Information wants to be free, but it also wants to be expensive

Information wants to be free. This notion, first brought up in 1984, accurately predicted the future of the internet. Digital reproduction of data and words costs nothing, leading to an overwhelming abundance of information.

However, information also wants to be expensive. The right information at the right time can have life-saving, wealth-building, and government-toppling effects. Producing good information requires time, effort, and money.

The recent battle between free and expensive information began with an act of charity. Brewster Kahle, the head of the Internet Archive, decided to help students, researchers, and readers during the early months of the Covid pandemic. He created the National Emergency Library, which offered a vast collection of digital books that were mostly unavailable elsewhere.

Unfortunately, this well-intentioned effort backfired. Four publishers accused the archive of “willful mass copyright infringement” and sued. They were successful, and the publishers recently announced that they had reached a deal with the archive to remove all their copyright books from the site. The archive expressed uncertainty about the future of its lending program and mentioned the possibility of a financial payment if they lose on appeal.

This case has caused bitterness between the two sides, with each accusing the other of bad faith and zealotry. Writers, who play a crucial role in producing valuable information, find themselves caught in the middle. Emotions are running high, with thousands of writers signing petitions both in support of and against the lawsuit.

This conflict between free and expensive information is a continuous struggle across various forms of media and entertainment. Neither side holds the upper hand indefinitely. As technology visionary Stewart Brand puts it, “The more information is free, the more opportunities for it to be collected, refined, packaged and made expensive. The more it is expensive, the more workarounds to make it free. It’s a paradox. Each side makes the other true.”

The battle between universal access to knowledge and the interests of publishers has been a longstanding one. Brewster Kahle has long championed the idea of providing access to all knowledge. While his efforts with the National Emergency Library didn’t go as planned, he found encouragement in the support shown by the Board of Supervisors of San Francisco.

Librarians, like Kahle, view themselves as custodians of knowledge. However, publishers see libraries as customer service departments for their database products. The digital nature of e-books has disrupted the traditional notion of ownership.

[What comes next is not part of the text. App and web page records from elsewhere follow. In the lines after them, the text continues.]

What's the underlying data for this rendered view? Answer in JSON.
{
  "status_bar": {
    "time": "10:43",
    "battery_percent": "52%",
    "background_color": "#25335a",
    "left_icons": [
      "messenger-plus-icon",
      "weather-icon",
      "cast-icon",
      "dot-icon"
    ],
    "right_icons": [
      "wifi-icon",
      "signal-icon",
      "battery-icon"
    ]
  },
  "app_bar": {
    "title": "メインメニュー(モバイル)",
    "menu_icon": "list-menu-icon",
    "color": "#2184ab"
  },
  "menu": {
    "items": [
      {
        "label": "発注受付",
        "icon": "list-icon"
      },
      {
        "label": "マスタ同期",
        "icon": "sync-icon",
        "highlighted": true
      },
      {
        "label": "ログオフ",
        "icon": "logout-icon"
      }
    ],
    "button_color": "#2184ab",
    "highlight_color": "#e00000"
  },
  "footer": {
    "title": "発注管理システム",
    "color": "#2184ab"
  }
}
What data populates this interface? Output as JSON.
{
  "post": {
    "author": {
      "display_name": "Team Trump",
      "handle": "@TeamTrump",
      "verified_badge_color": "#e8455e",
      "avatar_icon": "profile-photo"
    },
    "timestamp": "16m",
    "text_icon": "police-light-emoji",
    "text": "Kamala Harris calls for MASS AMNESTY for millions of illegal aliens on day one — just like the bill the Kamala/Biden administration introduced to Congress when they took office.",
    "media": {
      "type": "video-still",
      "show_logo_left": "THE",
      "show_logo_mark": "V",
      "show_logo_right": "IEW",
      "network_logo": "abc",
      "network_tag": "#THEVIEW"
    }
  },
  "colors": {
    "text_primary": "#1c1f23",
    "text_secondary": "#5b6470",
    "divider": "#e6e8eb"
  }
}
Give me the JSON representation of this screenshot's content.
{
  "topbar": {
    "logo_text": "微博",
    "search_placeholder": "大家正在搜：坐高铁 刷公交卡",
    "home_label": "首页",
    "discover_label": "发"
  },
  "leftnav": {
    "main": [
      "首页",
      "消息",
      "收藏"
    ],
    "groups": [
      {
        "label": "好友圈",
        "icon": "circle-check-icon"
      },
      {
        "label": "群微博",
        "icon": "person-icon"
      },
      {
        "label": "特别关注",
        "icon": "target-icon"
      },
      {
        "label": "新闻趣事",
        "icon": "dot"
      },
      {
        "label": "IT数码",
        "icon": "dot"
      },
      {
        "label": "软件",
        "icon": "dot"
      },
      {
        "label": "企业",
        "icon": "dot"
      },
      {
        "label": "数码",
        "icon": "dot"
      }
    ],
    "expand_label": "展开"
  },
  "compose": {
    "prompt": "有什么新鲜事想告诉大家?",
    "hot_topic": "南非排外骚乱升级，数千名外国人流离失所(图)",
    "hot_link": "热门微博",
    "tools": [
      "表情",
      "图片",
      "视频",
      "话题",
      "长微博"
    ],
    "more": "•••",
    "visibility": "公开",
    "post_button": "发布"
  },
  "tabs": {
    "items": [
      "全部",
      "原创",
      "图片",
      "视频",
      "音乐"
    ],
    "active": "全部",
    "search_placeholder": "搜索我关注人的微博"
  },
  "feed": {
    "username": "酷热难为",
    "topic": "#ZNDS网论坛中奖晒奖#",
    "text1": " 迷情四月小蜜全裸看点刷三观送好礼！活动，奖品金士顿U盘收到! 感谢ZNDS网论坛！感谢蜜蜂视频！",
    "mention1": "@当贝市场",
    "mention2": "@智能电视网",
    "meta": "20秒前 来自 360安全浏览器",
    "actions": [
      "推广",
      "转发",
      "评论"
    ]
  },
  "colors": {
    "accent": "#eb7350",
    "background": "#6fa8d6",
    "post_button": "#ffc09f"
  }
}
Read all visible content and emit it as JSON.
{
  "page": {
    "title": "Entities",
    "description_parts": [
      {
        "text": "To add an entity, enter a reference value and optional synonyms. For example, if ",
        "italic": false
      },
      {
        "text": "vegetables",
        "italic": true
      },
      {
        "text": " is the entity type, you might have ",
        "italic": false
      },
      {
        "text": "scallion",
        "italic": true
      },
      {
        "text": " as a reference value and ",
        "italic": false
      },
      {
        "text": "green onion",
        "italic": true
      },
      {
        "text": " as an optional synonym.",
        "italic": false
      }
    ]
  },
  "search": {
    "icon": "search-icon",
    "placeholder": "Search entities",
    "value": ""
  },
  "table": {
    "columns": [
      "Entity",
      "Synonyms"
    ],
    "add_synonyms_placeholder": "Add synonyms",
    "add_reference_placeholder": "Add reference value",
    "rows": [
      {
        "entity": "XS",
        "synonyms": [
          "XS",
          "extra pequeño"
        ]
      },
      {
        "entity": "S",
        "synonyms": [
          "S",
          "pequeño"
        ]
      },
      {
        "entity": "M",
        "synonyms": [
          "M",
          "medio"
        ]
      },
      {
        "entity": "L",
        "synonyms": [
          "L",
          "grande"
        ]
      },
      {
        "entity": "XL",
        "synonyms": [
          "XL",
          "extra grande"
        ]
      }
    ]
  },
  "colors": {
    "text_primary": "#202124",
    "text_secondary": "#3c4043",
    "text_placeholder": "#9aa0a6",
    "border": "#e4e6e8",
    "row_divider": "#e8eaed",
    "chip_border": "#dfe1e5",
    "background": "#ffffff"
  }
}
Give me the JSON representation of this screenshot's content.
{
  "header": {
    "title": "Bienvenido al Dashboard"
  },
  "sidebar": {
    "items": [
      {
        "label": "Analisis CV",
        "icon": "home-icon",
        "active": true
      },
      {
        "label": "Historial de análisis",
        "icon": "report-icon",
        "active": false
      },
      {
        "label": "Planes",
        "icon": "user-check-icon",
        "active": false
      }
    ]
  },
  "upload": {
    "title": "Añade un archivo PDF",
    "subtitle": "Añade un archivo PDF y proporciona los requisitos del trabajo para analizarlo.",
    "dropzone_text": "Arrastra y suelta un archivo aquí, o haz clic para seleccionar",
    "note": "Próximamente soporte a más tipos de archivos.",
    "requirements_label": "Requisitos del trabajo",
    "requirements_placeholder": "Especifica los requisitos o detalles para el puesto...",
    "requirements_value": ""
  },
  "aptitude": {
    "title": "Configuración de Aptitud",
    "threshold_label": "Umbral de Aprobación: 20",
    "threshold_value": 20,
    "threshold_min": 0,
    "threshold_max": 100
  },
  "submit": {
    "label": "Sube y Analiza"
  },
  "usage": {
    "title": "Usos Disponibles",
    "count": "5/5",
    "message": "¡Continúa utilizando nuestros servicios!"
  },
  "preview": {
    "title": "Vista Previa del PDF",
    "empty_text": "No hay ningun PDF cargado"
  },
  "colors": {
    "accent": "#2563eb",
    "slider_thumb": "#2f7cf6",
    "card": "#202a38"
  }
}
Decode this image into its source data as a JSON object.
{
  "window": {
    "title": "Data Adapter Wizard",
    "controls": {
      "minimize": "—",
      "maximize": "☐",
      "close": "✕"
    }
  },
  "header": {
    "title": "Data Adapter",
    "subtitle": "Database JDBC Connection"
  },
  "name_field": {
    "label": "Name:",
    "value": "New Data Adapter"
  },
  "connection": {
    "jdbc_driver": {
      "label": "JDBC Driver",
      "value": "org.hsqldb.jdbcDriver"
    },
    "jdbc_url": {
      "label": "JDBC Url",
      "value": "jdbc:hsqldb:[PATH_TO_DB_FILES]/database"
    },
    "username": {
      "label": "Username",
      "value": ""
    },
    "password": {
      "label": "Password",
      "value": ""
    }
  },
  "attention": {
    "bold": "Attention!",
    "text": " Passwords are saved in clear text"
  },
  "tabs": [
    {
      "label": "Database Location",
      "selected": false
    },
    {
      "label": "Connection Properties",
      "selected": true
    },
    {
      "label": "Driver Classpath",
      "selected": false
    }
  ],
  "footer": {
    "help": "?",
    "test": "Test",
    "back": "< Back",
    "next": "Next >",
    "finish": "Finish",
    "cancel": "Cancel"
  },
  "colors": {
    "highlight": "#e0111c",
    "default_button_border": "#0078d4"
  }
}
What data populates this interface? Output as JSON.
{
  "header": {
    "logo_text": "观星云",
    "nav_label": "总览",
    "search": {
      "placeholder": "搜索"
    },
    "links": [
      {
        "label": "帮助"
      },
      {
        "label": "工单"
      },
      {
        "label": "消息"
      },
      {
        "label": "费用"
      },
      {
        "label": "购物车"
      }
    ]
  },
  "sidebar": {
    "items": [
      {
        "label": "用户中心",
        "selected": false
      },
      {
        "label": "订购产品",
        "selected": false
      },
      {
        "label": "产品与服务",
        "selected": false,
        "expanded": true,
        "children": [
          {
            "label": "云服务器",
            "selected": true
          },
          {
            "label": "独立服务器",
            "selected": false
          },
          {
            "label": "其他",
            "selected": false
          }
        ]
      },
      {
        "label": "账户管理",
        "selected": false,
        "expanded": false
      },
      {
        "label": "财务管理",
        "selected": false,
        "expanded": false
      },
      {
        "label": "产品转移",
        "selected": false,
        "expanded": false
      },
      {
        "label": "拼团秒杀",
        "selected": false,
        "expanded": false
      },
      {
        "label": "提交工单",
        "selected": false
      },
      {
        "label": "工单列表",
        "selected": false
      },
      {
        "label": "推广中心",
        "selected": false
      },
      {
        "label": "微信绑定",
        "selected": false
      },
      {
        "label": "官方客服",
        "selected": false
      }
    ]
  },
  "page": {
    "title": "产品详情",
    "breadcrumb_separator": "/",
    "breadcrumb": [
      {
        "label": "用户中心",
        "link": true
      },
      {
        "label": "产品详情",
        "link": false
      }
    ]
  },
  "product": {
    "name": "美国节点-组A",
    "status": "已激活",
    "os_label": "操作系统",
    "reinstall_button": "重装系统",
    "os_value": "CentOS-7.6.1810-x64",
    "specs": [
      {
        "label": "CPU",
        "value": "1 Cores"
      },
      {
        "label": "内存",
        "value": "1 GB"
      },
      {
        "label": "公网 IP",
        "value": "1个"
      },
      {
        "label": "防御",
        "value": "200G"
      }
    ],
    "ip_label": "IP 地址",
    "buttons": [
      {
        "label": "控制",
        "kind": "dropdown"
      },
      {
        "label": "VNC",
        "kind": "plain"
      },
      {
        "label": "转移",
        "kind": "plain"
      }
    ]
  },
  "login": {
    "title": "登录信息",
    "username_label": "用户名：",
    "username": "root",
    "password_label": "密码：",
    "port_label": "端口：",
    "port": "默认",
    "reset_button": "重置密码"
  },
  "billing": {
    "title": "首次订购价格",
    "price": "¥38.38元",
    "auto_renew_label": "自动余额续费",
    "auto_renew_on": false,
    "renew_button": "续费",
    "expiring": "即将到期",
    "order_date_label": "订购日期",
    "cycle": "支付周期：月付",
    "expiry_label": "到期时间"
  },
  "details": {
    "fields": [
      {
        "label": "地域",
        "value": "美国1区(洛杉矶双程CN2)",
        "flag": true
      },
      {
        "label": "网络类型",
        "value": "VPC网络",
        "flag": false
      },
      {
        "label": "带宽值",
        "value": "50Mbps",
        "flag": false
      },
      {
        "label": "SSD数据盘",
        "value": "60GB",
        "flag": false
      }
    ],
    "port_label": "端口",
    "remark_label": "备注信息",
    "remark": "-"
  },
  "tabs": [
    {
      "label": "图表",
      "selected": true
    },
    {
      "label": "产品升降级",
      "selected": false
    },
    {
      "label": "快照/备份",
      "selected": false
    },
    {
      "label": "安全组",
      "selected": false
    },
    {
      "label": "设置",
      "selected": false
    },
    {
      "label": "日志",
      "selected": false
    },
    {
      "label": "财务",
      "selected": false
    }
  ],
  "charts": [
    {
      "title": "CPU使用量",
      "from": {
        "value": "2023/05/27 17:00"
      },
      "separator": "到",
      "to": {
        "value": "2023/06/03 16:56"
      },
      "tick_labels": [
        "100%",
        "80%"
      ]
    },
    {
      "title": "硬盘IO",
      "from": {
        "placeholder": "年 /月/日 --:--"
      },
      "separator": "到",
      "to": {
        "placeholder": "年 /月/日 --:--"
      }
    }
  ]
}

E-books cannot be resold or given away, and libraries must buy licenses from copyright holders to lend them out. This new system restricts access to information and undermines the permanence of library collections.

The recent court battle between the Internet Archive and publishers highlighted growing concerns about the ability of tech, entertainment, and media companies to maintain public access to a diverse culture. The ruling in favor of the publishers puts the future of library collections and cultural preservation at risk.

While the publishers claim to be protecting the rights of authors, the archive argues that their actions harm the greater public good. Both sides accuse each other of refusing to negotiate, further fueling the bitterness surrounding the case.

The conflict between free and expensive information is likely to continue, with neither side maintaining dominance indefinitely. As the landscape of media and entertainment evolves, the struggle for access to valuable information will persist.